So do I, but that’s mostly because I like Star Wars better than Marvel. Probably not the space to get into this, but it hasn’t been all bad. Mandolorian is great fun.
and both Marvel comics and Star Wars had the infinitely expandable universe as part of their essential concept long before Disney took over, Marvel comics especially.
But in the original Star Wars novelization, Lucas (or his ghost) including a capsule summary of thousands of years of backstory, and there were comic book spinoffs and tie-in novels well before the second film came out.
I believe the first ever non-Lucas Star Wars story was in fact a Marvel comic book. the first six issues adapted the movie, then issue 7 was an all new story with Han and Chewie having an adventure in January 1978, I think this was before Splinter in the Minds Eye
Fleming never envisioned this sort of thing when he was writing his 14 books, so fars i know, But then he spent that last decade of his life trying again and again for a film deal, any film deal, and it took him til he was nearly dead to achieve that one goal. If he'd gotten that film deal earlier and was more involved and in good health, he might have actually been interested in spin-off characters and Early Years and all those additional potential revenue sources.
The three Star Wars prequels and sequels are of course not in the same league as the original trilogy, but I still find them enjoyable (in the most..) There are things that I find annoying in them, things they did they shouldn't have, things they didn't do they should have, but NTTD had that as well. So, if EON depart, although, it will be the end of an era, I'll try to remain optimistic that the films will still be entertaining and (hopefully) a bit more frequent. None of us are getting any younger, so I dislike the thought of a Bond film every 4/5 years even more now).
I know it's a danger of a massive tangent, but I'd probably rank Force Awakens as being better than one, maybe two of the original films. Less original, sure, but you're throwing stones in a glass house when it comes to SW and originality! :)
I would obviously like EON to keep making them because I think they just know how to do it and do it well, but they're not the only people who can make a film. NSNA didn't feel right but it wasn't that far off.
now theres a good question!, we've probably debated it before but relevant here:
was Never Say Never Again more or less similar to a Classic era Bond film than these last five Craig films?

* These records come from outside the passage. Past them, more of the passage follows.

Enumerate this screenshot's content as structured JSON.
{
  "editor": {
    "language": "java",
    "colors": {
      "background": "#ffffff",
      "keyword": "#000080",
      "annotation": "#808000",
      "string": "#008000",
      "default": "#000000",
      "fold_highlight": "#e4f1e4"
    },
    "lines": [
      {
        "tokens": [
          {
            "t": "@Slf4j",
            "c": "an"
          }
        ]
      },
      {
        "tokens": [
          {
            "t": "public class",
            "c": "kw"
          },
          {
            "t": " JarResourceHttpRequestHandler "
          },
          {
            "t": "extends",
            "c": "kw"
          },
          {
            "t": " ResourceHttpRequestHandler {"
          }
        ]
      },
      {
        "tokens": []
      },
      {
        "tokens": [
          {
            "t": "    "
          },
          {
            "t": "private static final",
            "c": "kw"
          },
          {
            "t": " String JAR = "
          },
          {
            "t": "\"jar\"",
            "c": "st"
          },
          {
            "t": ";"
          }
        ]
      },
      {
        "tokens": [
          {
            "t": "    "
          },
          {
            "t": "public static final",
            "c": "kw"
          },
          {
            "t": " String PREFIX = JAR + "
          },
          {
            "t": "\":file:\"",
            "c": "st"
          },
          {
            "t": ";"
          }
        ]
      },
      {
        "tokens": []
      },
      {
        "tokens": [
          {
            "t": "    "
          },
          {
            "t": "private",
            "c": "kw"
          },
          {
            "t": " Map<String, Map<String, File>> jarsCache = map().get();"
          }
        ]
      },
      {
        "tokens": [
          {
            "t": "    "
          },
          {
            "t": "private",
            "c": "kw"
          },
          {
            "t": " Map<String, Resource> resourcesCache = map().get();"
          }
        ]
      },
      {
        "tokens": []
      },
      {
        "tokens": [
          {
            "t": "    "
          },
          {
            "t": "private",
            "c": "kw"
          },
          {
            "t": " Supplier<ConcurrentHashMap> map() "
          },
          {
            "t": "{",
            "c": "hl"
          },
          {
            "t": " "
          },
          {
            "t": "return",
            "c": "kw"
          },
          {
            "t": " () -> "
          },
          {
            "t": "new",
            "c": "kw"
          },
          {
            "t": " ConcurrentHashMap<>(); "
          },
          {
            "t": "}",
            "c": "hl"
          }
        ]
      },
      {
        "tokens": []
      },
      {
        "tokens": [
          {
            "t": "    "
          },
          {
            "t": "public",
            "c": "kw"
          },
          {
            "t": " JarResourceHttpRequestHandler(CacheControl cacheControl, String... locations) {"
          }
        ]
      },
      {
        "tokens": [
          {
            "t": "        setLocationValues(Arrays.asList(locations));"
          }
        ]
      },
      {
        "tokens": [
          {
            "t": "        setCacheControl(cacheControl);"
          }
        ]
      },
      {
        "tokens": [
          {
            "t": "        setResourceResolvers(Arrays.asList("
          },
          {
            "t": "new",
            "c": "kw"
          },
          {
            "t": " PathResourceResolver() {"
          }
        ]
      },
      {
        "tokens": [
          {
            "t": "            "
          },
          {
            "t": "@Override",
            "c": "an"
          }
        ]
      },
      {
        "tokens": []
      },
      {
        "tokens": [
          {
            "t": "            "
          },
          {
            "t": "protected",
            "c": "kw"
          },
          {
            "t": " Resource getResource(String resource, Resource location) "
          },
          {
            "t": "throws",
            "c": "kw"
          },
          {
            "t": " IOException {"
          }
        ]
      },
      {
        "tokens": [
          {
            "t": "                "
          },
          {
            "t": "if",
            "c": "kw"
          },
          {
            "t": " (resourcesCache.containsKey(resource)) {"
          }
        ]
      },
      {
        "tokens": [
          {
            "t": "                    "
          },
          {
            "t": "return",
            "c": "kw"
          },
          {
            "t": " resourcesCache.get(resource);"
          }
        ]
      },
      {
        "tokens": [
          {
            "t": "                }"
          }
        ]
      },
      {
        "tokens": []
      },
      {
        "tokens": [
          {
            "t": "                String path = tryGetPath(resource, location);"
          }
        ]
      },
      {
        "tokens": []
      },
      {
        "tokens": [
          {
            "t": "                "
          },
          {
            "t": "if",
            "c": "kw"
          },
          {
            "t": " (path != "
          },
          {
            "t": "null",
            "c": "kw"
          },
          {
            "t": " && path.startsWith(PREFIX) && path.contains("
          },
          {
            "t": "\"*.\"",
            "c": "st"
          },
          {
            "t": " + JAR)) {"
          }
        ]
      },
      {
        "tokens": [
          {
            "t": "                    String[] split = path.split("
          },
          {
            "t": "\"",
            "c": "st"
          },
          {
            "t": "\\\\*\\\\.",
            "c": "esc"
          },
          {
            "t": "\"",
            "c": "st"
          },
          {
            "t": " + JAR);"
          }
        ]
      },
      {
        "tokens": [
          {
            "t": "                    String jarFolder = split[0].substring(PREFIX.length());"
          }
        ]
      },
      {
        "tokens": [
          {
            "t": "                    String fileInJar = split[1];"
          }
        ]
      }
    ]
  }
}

EON did make a conscious and radical change of style with Casino Royale, and even after the return of the gunbarrel and Q and Moneypenny, the subsequent films still are dong things the original films never would and avoiding things that were ritualistic in the original films.
The answer is “yes.” That’s not a value judgement, just a fact.
sorry @Miles Messervy , you mean yes NSNA is more similar to classic Bond, or yes NSNA is less is similar?
and you're right to specify its not a value judgement. NSNA is arguably not a very good movie, but it follows the formula and feel of the established EON films up til that point.
The Craig films are arguably high quality products, in all technical or artistic senses except writing (which seems to be where most of the arguments focus) (and maybe except music, and maybe except something else...). but they are deliberately avoiding much of the expected formula and tone
Am I missing something here, or are you avoiding the "Thunderball"-shaped elephant in the room, caractacus?
I was indeed deliberately avoiding the Thunderball-shaped elephant in the room so as not to digress.
It is inherent that such a prototypical BondFilm plot (conceived as such by Fleming, McClory et al years before Dr No) should end up looking like a typical BondFilm even when made by completely different people. but the end result is that it does regardless of origins. I suppose the real test is what if McClory were allowed to make a genuine second film not recycling that plot? (I think he tried and lawyers stopped him)
if we could somehow parse out all elements that were recycled from Thunderball does the remainder begin to resemble a classic Bondfilm less than Craig's films? I cant quite imagine how to begin that thought experiment, we'd have to make a list and cross Thunderball derived elements off that list.
(EDIT: Rowan Atkinson for example. I could more easily imagine him in a Cubby produced EON BondFilm that in in a superserious CraigBondFilm. John Cleese in the last two Brosnans was not so different from Atkinson, and was not invited back for the Craig films even though the more Serious actor Dench was.)
SPECTRE was also a Thunderball remake, in the sense that EON recovered the rights to that movie and somehow took that material and made the movie we know with WaltzBlofeld. I know they used little other than the names Blofeld, SPECTRE, and a meeting scene, but thats sort of the point: given the rights to the same protoypical Bondfilm material, they made something that looks so completely unlike a classic Bondfilm
Sorry, I was unclear. I meant to say yes, NSNA is more similar than recent entries. And it was the second best Bond film released that year!